▶ **Provided entries**
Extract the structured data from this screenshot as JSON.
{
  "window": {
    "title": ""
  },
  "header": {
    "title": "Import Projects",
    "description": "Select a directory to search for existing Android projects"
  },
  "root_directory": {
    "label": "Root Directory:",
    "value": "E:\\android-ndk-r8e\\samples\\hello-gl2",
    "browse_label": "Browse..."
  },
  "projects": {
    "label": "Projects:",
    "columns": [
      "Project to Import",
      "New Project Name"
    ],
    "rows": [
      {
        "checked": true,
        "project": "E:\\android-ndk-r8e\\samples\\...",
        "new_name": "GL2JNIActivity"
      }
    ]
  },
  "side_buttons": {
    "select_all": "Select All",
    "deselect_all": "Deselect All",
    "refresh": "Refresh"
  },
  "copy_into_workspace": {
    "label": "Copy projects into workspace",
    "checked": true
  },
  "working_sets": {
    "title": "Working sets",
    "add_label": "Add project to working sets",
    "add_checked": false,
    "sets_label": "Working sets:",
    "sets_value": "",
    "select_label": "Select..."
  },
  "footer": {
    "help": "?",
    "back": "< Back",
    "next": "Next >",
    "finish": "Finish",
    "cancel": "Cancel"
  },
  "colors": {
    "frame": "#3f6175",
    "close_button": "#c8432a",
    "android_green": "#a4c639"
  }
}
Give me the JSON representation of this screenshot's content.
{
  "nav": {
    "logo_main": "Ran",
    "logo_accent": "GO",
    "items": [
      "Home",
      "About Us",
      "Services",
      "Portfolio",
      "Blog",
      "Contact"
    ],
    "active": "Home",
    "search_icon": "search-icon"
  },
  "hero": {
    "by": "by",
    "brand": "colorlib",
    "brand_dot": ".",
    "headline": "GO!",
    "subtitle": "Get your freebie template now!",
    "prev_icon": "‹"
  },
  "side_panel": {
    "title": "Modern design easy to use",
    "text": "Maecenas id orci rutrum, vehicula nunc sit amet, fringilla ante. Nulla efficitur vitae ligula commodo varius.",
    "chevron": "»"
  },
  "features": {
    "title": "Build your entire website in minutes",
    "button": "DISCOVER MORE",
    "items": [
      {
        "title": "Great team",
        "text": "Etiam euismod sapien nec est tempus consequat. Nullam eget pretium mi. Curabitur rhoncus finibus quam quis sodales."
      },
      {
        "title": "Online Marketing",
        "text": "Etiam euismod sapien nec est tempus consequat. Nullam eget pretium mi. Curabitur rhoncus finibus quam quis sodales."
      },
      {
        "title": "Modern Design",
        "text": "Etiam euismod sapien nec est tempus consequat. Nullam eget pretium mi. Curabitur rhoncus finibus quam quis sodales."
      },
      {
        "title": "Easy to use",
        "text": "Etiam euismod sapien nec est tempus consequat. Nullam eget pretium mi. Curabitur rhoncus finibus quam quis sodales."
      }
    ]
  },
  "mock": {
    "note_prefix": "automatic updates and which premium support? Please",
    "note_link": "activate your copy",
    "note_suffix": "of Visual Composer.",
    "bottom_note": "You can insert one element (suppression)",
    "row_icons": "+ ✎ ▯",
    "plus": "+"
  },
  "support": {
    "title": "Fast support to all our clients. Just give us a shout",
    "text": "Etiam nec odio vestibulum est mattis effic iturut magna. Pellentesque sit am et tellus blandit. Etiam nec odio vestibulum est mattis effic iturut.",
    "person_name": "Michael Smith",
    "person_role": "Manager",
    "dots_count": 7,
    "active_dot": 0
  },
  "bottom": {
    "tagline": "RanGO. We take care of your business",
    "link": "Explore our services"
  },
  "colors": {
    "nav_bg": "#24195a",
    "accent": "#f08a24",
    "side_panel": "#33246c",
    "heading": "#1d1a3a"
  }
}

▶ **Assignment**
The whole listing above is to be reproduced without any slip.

▶ **Answer**
Extract the structured data from this screenshot as JSON.
{
  "window": {
    "title": ""
  },
  "header": {
    "title": "Import Projects",
    "description": "Select a directory to search for existing Android projects"
  },
  "root_directory": {
    "label": "Root Directory:",
    "value": "E:\\android-ndk-r8e\\samples\\hello-gl2",
    "browse_label": "Browse..."
  },
  "projects": {
    "label": "Projects:",
    "columns": [
      "Project to Import",
      "New Project Name"
    ],
    "rows": [
      {
        "checked": true,
        "project": "E:\\android-ndk-r8e\\samples\\...",
        "new_name": "GL2JNIActivity"
      }
    ]
  },
  "side_buttons": {
    "select_all": "Select All",
    "deselect_all": "Deselect All",
    "refresh": "Refresh"
  },
  "copy_into_workspace": {
    "label": "Copy projects into workspace",
    "checked": true
  },
  "working_sets": {
    "title": "Working sets",
    "add_label": "Add project to working sets",
    "add_checked": false,
    "sets_label": "Working sets:",
    "sets_value": "",
    "select_label": "Select..."
  },
  "footer": {
    "help": "?",
    "back": "< Back",
    "next": "Next >",
    "finish": "Finish",
    "cancel": "Cancel"
  },
  "colors": {
    "frame": "#3f6175",
    "close_button": "#c8432a",
    "android_green": "#a4c639"
  }
}
Give me the JSON representation of this screenshot's content.
{
  "nav": {
    "logo_main": "Ran",
    "logo_accent": "GO",
    "items": [
      "Home",
      "About Us",
      "Services",
      "Portfolio",
      "Blog",
      "Contact"
    ],
    "active": "Home",
    "search_icon": "search-icon"
  },
  "hero": {
    "by": "by",
    "brand": "colorlib",
    "brand_dot": ".",
    "headline": "GO!",
    "subtitle": "Get your freebie template now!",
    "prev_icon": "‹"
  },
  "side_panel": {
    "title": "Modern design easy to use",
    "text": "Maecenas id orci rutrum, vehicula nunc sit amet, fringilla ante. Nulla efficitur vitae ligula commodo varius.",
    "chevron": "»"
  },
  "features": {
    "title": "Build your entire website in minutes",
    "button": "DISCOVER MORE",
    "items": [
      {
        "title": "Great team",
        "text": "Etiam euismod sapien nec est tempus consequat. Nullam eget pretium mi. Curabitur rhoncus finibus quam quis sodales."
      },
      {
        "title": "Online Marketing",
        "text": "Etiam euismod sapien nec est tempus consequat. Nullam eget pretium mi. Curabitur rhoncus finibus quam quis sodales."
      },
      {
        "title": "Modern Design",
        "text": "Etiam euismod sapien nec est tempus consequat. Nullam eget pretium mi. Curabitur rhoncus finibus quam quis sodales."
      },
      {
        "title": "Easy to use",
        "text": "Etiam euismod sapien nec est tempus consequat. Nullam eget pretium mi. Curabitur rhoncus finibus quam quis sodales."
      }
    ]
  },
  "mock": {
    "note_prefix": "automatic updates and which premium support? Please",
    "note_link": "activate your copy",
    "note_suffix": "of Visual Composer.",
    "bottom_note": "You can insert one element (suppression)",
    "row_icons": "+ ✎ ▯",
    "plus": "+"
  },
  "support": {
    "title": "Fast support to all our clients. Just give us a shout",
    "text": "Etiam nec odio vestibulum est mattis effic iturut magna. Pellentesque sit am et tellus blandit. Etiam nec odio vestibulum est mattis effic iturut.",
    "person_name": "Michael Smith",
    "person_role": "Manager",
    "dots_count": 7,
    "active_dot": 0
  },
  "bottom": {
    "tagline": "RanGO. We take care of your business",
    "link": "Explore our services"
  },
  "colors": {
    "nav_bg": "#24195a",
    "accent": "#f08a24",
    "side_panel": "#33246c",
    "heading": "#1d1a3a"
  }
}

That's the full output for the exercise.